In 2007, as a desperate Howard Government tried to fend off the resurgent Labor Opposition under Kevin Rudd, it (and its allies in big business) resorted to the time-honoured tactic of union bashing.
One particularly memorable ad featured three heavy-set blokes in industrial gear storming into a workplace populated by clean-cut, immaculately attired professional types, before the screen went dark.
A dire warning of what would befall genteel, defenceless businesses if the thugs from the union movement ever got their hands on them.
Fast forward to 2016, and if the Turnbull Government aren’t quite at the same game, they’re certainly playing a variation of it. Enter the now notorious ‘fake tradie’ election ad with its claim that Australians should ‘stick with the current mob’ or else risk a disastrous ‘war on business’.
This isn’t quite the union bashing we’ve seen in the past.

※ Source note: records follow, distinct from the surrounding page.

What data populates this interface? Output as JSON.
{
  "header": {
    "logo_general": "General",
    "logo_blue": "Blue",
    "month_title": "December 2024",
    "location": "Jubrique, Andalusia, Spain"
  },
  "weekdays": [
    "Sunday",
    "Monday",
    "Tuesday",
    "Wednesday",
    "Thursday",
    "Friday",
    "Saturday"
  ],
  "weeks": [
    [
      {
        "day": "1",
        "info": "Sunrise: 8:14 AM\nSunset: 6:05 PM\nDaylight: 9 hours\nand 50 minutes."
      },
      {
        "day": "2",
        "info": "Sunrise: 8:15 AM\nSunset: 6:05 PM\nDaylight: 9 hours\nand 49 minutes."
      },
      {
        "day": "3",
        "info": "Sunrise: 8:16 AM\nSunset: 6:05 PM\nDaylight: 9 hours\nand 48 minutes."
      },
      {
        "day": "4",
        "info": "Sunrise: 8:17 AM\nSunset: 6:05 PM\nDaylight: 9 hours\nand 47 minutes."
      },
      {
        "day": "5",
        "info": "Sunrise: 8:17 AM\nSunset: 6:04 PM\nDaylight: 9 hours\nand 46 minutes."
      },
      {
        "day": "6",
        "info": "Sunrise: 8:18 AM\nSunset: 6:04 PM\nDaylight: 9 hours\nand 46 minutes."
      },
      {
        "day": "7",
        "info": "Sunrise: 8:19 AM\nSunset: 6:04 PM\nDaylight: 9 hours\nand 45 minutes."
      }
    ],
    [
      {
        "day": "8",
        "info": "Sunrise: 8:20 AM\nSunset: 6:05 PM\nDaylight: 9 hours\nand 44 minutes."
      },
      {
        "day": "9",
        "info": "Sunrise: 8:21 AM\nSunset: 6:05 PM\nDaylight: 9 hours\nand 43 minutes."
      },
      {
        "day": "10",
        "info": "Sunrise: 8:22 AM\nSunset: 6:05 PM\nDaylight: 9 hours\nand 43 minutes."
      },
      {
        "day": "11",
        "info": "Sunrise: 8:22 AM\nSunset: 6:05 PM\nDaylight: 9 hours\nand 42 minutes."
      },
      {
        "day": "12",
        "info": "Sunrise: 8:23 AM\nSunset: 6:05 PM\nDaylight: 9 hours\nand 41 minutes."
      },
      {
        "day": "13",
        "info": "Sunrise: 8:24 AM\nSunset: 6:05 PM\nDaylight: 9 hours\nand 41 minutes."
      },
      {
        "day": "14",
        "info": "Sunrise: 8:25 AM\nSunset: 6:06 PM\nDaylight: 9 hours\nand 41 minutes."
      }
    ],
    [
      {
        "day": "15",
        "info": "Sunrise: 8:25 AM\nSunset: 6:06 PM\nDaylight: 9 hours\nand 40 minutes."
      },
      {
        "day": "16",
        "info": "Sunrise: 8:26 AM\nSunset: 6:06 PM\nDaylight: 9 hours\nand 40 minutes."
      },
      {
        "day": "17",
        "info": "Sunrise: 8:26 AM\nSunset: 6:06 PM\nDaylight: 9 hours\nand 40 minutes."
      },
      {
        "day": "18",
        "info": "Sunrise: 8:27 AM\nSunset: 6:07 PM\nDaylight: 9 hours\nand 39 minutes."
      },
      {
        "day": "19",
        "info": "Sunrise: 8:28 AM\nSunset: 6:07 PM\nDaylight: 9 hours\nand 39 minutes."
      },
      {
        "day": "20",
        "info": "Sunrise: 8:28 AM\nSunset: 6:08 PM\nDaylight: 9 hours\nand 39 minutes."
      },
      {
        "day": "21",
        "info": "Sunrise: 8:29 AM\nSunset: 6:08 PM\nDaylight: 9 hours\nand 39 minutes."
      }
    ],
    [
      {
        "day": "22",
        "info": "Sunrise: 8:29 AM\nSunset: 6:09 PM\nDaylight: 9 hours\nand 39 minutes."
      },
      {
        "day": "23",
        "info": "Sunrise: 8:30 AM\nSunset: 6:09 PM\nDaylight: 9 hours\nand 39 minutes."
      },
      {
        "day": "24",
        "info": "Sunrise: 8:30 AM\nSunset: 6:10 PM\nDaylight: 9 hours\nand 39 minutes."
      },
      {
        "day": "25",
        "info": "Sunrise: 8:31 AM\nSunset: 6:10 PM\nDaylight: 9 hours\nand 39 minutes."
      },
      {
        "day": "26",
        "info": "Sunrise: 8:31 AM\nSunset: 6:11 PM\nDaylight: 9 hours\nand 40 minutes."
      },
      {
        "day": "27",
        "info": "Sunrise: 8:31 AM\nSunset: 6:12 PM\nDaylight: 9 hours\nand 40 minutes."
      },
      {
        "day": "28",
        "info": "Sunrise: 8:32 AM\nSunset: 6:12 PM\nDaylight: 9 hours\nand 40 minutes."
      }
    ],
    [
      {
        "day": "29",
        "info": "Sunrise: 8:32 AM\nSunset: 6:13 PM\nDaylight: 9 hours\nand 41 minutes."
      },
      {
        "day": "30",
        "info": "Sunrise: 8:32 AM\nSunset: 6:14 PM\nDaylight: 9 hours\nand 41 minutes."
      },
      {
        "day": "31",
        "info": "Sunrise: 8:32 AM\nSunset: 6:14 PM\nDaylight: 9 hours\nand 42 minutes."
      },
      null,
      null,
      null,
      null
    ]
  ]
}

Arguably, that’s because the entire term of the Abbott-Turnbull government has been a prolonged war against trade unionism.
The contentious Dyson Royal Commission, while turning up significant examples of corruption within the union movement, also singularly failed to apply the lesson of history provided by the Costigan Royal Commission: that corruption within the union movement does not operate in a vacuum, and occurs both in parallel with, and as a reflection of, corruption within the business community.
Unlike the Costigan Commission, however, the Dyson Commission didn’t turned up any ‘bottom of the harbour’ scandals with which to vex the business world — precisely because its terms of reference didn’t allow it to go there.
Nor has the Abbott-Turnbull government allowed the lesson of history to get in the way of a convenient Labor/union-bashing electoral narrative.
Indeed, the ‘war on business’ warned against in the ‘fake tradie’ ad is a subtle variation on the ‘union thugs’ alarmism seen in 2007. In it, a ‘tradie’ worries about Labor’s ‘war’ against banks, miners, and people owning investment properties, and concludes from this that it will ultimately result in a ‘war on business’ that will cost ordinary people their jobs. One can almost envision the Liberal Party campaign strategists taking Pastor Martin Niemöller’s famous condemnation of political apathy and rendering it thus:
First, they came for the banks, but I did not speak out because I was not a banker.
Then they came for the miners, but I did not speak out because I was not a miner.
Then they came for the investment property owners, but I did not speak out because I was not an investment property owner …
And so on. In other words, the ‘fake tradie’ ad is an attempt to convince any potential Labor voters that a future ALP government, beholden to a corrupt union movement, would wreck the economy and precipitate mass unemployment — all for the sake of an ideological ‘war’ on business.
Never mind that the ALP is as impeccably neoliberal in its economic policies as the Coalition, and is at the same time doing its damndest to paint the Greens as the economic vandals of whom we should all be terrified. The ‘fake tradie’ ad is part of a wider political narrative that seeks to dismiss any argument for the redistribution of wealth as ‘class warfare’ — as a ‘war on business’. Moreover, it seeks to co-opt the potential beneficiaries of any such redistribution — the working class — by aligning their interests with the interests of the bank executives, mining magnates, and those reaping the benefits of negative gearing. Never mind the revelations of the Panama Papers, which detail the extent to which the ultra-rich are defrauding the rest of humanity. In ‘trickle down’ economics we trust!
And this is what ultimately makes the ‘fake tradie’ ad so offensive. Whether or not the person in it is or isn’t a ‘real’ tradie is irrelevant. What is relevant is that it is a primary example of the co-option of the language of class struggle and economic justice that has so thoroughly poisoned economic debate in the industrialised West since the late 70s. Implicit within this co-option is a patronising view of the working class that dismisses them as gullible dupes who can be made to entrench the privilege of the few in return for the paltry crumbs of consumer hedonism and infotainment banality.
It is an assault on the kind of solidarity that taught previous generations of working people dignity and self-respect, and which rendered aspiration in more than merely acquisitive, materialist terms. That the fake tradie ad has been widely mocked is of cold comfort: as an emblem of the prevailing milieu it is depressingly — and chillingly — effective.
© Copyright Brendan E Byrne 2016. All rights reserved. Originally published in Eureka Street as “‘War on business’ rhetoric echoes ’07 union bashing”.